> **Task objective**
Below are the records; copy each line in which "selected" occurs.

> **Records for the exercise**
-=-=-=-=-

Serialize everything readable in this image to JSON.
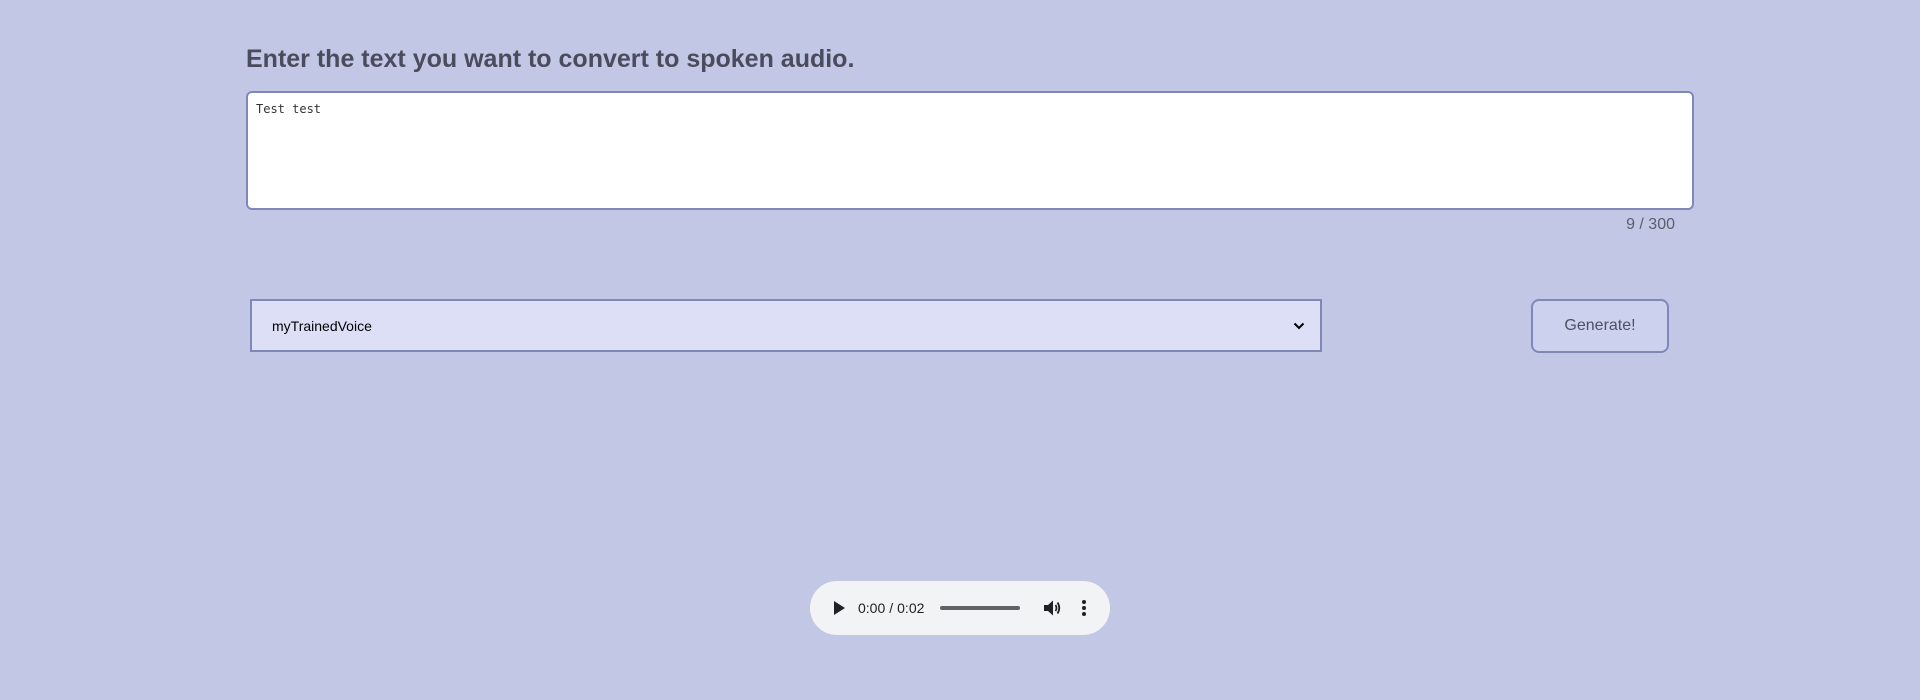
{
  "form": {
    "heading": "Enter the text you want to convert to spoken audio.",
    "text_value": "Test test",
    "char_count": "9 / 300"
  },
  "voice_select": {
    "selected": "myTrainedVoice",
    "icon": "chevron-down-icon"
  },
  "generate_button": {
    "label": "Generate!"
  },
  "audio_player": {
    "current_time": "0:00",
    "separator": "/",
    "duration": "0:02",
    "progress": 0,
    "icons": {
      "play": "play-icon",
      "volume": "volume-icon",
      "more": "more-options-icon"
    }
  }
}
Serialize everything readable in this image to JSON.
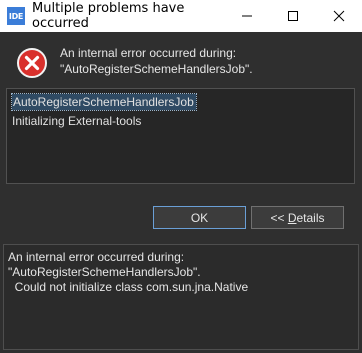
{
  "window": {
    "app_icon_text": "IDE",
    "title": "Multiple problems have occurred"
  },
  "message": {
    "line1": "An internal error occurred during:",
    "line2": "\"AutoRegisterSchemeHandlersJob\"."
  },
  "problems": [
    {
      "label": "AutoRegisterSchemeHandlersJob",
      "selected": true
    },
    {
      "label": "Initializing External-tools",
      "selected": false
    }
  ],
  "buttons": {
    "ok": "OK",
    "details_prefix": "<< ",
    "details_mnemonic": "D",
    "details_rest": "etails"
  },
  "details": {
    "line1": "An internal error occurred during:",
    "line2": "\"AutoRegisterSchemeHandlersJob\".",
    "line3": "  Could not initialize class com.sun.jna.Native"
  },
  "colors": {
    "background": "#2f2f2f",
    "error_red": "#d9302c",
    "selection": "#2f4a63"
  }
}
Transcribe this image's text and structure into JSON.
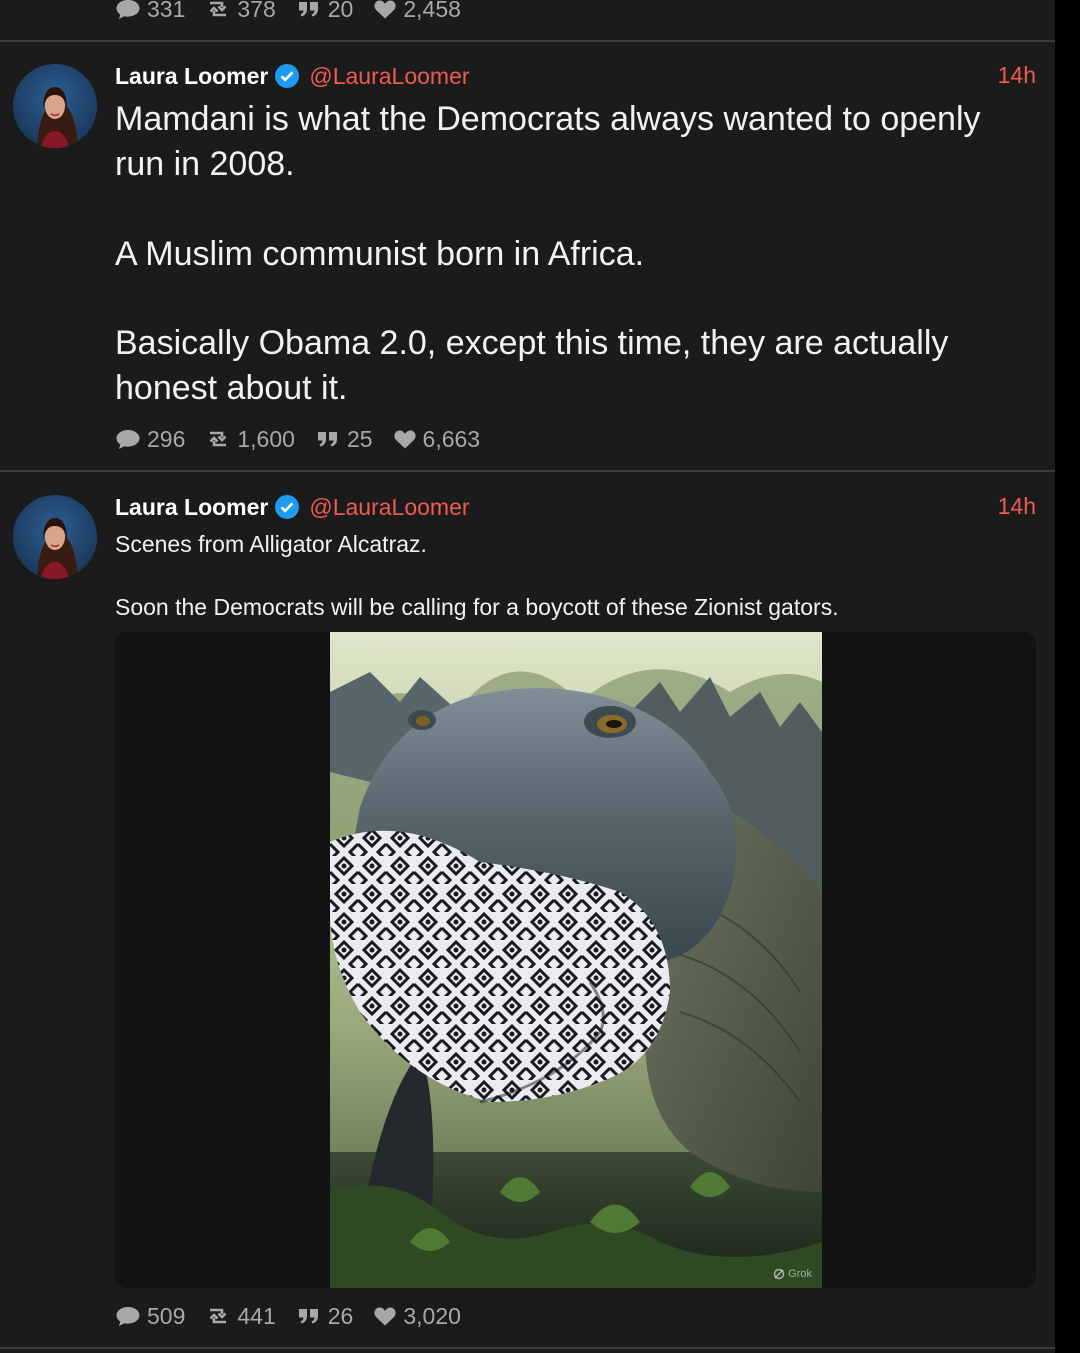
{
  "previous_post": {
    "stats": {
      "replies": "331",
      "reposts": "378",
      "quotes": "20",
      "likes": "2,458"
    }
  },
  "posts": [
    {
      "author_name": "Laura Loomer",
      "handle": "@LauraLoomer",
      "timestamp": "14h",
      "paragraphs": [
        "Mamdani is what the Democrats always wanted to openly run in 2008.",
        "A Muslim communist born in Africa.",
        "Basically Obama 2.0, except this time, they are actually honest about it."
      ],
      "stats": {
        "replies": "296",
        "reposts": "1,600",
        "quotes": "25",
        "likes": "6,663"
      }
    },
    {
      "author_name": "Laura Loomer",
      "handle": "@LauraLoomer",
      "timestamp": "14h",
      "paragraphs": [
        "Scenes from Alligator Alcatraz.",
        "Soon the Democrats will be calling for a boycott of these Zionist gators."
      ],
      "media": {
        "watermark": "Grok"
      },
      "stats": {
        "replies": "509",
        "reposts": "441",
        "quotes": "26",
        "likes": "3,020"
      }
    }
  ],
  "colors": {
    "background": "#1b1b1b",
    "accent": "#ef5b50",
    "verified": "#1d9bf0",
    "muted": "#a8a8a8"
  },
  "icons": [
    "reply-icon",
    "repost-icon",
    "quote-icon",
    "like-icon",
    "verified-badge-icon"
  ]
}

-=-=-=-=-

> **Exercise solution**
    "selected": "myTrainedVoice",
      "selected": true
      "selected": false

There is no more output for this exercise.